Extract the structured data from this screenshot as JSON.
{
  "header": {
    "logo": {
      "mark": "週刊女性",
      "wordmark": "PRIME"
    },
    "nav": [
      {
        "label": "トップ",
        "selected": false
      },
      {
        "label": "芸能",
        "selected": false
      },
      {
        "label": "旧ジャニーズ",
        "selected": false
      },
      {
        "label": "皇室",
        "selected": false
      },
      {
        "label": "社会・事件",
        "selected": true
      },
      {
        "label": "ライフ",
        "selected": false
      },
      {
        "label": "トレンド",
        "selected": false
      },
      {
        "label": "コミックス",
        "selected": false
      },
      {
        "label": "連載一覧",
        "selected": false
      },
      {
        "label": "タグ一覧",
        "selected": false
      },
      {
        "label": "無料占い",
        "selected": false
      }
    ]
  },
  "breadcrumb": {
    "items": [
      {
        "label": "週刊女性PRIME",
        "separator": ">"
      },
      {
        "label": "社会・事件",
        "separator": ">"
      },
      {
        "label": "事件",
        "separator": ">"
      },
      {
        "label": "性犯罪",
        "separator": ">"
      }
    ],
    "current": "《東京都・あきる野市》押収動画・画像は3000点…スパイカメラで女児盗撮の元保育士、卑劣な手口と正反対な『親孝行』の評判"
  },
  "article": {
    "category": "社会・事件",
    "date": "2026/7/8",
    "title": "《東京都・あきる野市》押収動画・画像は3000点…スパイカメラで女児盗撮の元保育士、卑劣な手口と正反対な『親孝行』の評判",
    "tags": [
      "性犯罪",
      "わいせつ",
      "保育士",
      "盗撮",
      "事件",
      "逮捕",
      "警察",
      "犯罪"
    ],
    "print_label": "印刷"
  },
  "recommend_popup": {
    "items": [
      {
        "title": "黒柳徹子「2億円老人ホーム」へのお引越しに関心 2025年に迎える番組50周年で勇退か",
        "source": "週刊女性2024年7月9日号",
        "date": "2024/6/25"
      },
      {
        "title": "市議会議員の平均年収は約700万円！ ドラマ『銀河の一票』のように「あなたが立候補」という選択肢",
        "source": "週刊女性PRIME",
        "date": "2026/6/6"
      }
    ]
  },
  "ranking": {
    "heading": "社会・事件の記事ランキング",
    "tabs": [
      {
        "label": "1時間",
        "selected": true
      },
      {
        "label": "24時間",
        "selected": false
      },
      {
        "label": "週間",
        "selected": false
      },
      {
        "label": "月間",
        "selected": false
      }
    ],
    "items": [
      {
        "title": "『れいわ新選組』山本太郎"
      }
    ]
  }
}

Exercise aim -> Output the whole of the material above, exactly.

Output of the task ->
Extract the structured data from this screenshot as JSON.
{
  "header": {
    "logo": {
      "mark": "週刊女性",
      "wordmark": "PRIME"
    },
    "nav": [
      {
        "label": "トップ",
        "selected": false
      },
      {
        "label": "芸能",
        "selected": false
      },
      {
        "label": "旧ジャニーズ",
        "selected": false
      },
      {
        "label": "皇室",
        "selected": false
      },
      {
        "label": "社会・事件",
        "selected": true
      },
      {
        "label": "ライフ",
        "selected": false
      },
      {
        "label": "トレンド",
        "selected": false
      },
      {
        "label": "コミックス",
        "selected": false
      },
      {
        "label": "連載一覧",
        "selected": false
      },
      {
        "label": "タグ一覧",
        "selected": false
      },
      {
        "label": "無料占い",
        "selected": false
      }
    ]
  },
  "breadcrumb": {
    "items": [
      {
        "label": "週刊女性PRIME",
        "separator": ">"
      },
      {
        "label": "社会・事件",
        "separator": ">"
      },
      {
        "label": "事件",
        "separator": ">"
      },
      {
        "label": "性犯罪",
        "separator": ">"
      }
    ],
    "current": "《東京都・あきる野市》押収動画・画像は3000点…スパイカメラで女児盗撮の元保育士、卑劣な手口と正反対な『親孝行』の評判"
  },
  "article": {
    "category": "社会・事件",
    "date": "2026/7/8",
    "title": "《東京都・あきる野市》押収動画・画像は3000点…スパイカメラで女児盗撮の元保育士、卑劣な手口と正反対な『親孝行』の評判",
    "tags": [
      "性犯罪",
      "わいせつ",
      "保育士",
      "盗撮",
      "事件",
      "逮捕",
      "警察",
      "犯罪"
    ],
    "print_label": "印刷"
  },
  "recommend_popup": {
    "items": [
      {
        "title": "黒柳徹子「2億円老人ホーム」へのお引越しに関心 2025年に迎える番組50周年で勇退か",
        "source": "週刊女性2024年7月9日号",
        "date": "2024/6/25"
      },
      {
        "title": "市議会議員の平均年収は約700万円！ ドラマ『銀河の一票』のように「あなたが立候補」という選択肢",
        "source": "週刊女性PRIME",
        "date": "2026/6/6"
      }
    ]
  },
  "ranking": {
    "heading": "社会・事件の記事ランキング",
    "tabs": [
      {
        "label": "1時間",
        "selected": true
      },
      {
        "label": "24時間",
        "selected": false
      },
      {
        "label": "週間",
        "selected": false
      },
      {
        "label": "月間",
        "selected": false
      }
    ],
    "items": [
      {
        "title": "『れいわ新選組』山本太郎"
      }
    ]
  }
}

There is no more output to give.